* [Assignment]: Copies of all lines that contain "Product" are needed; take them from the data below.

* [The data]:

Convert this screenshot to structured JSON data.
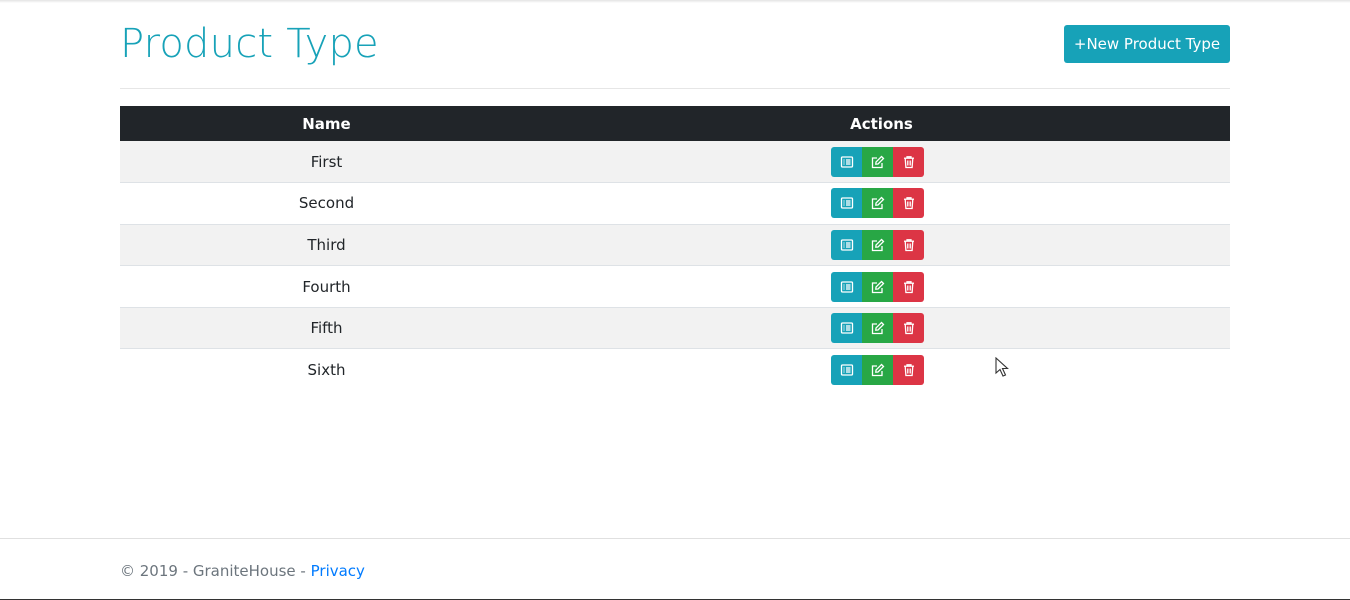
{
  "header": {
    "title": "Product Type",
    "new_button_label": "+New Product Type"
  },
  "table": {
    "columns": [
      "Name",
      "Actions"
    ],
    "rows": [
      {
        "name": "First"
      },
      {
        "name": "Second"
      },
      {
        "name": "Third"
      },
      {
        "name": "Fourth"
      },
      {
        "name": "Fifth"
      },
      {
        "name": "Sixth"
      }
    ]
  },
  "footer": {
    "copyright": "© 2019 - GraniteHouse - ",
    "privacy_label": "Privacy"
  },
  "icons": {
    "details": "list-icon",
    "edit": "edit-icon",
    "delete": "trash-icon"
  },
  "colors": {
    "accent": "#17a2b8",
    "success": "#28a745",
    "danger": "#dc3545",
    "table_header": "#212529",
    "link": "#007bff"
  }
}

* [Expected answer]:
    "title": "Product Type",
    "new_button_label": "+New Product Type"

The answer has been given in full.